      client.executeMethod(hc, postMethod)


And here’s the method that checks the status of the url.

def doPing(def opts) {
  if (opts.server != ""){
    try {
      new HTTPBuilder( opts.server ).get( path:'' ) { response ->
        def msg = ""
        if (response.statusLine.statusCode == 200){
          msg = "${new Date()} :: UP!"
          println msg
        } else {
          msg = "${new Date()} :: There might be a production problem! -> ${response.statusLine.statusCode}"
          println msg
    } catch( e ){
      println "${new Date()}"
      sendSMS("There was an error when connecting to the production server, it might be down.",opts)

    if (opts.intervalSeconds > 0){
      def then = new Date()
      then.seconds += opts.intervalSeconds
      println "Checking again at ${then}"
      while (new Date() <= then){
        // do nothing

      doPing( opts )

Since these are both method declarations and they won’t just call themselves we need to do one last thing, call the doPing method.

if (options.smsOnStart){

doPing( options )

That’s the whole script! If you are interested in looking at or using the script Github’s going to be the best place to do that. With comments and code the whole thing come to a mere 106 lines of code!

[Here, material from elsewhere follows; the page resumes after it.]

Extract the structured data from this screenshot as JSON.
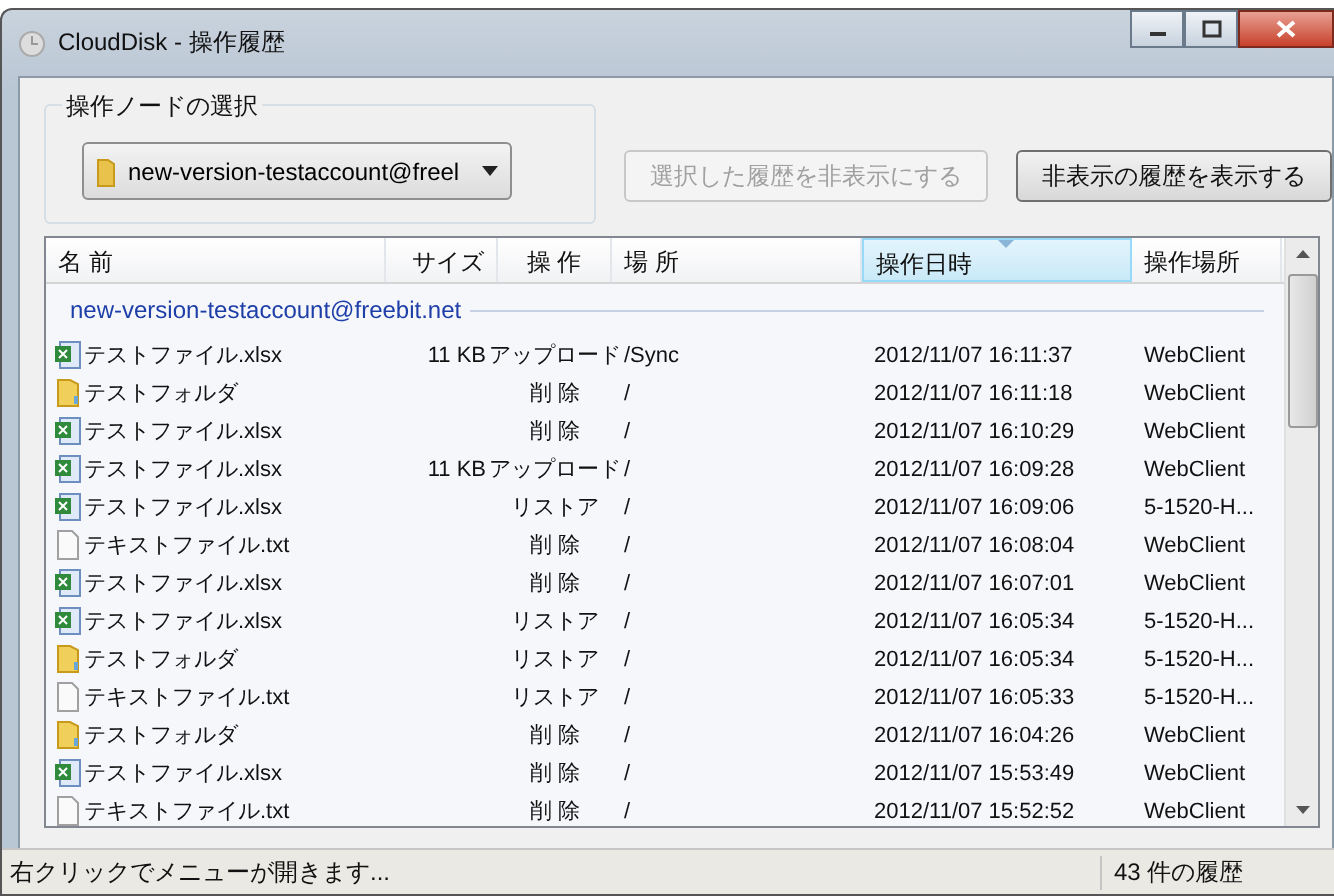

Not bad for something that monitors a URL and then sends an SMS when there is a problem.

I know I glossed over how the methods actually work but I felt they were pretty self explanatory. Feel free to ask questions in the comments if you would like further explanation.

Thanks for reading!

Steve Good

Professional software engineer, amatuer photographer, and part-time mountain biker.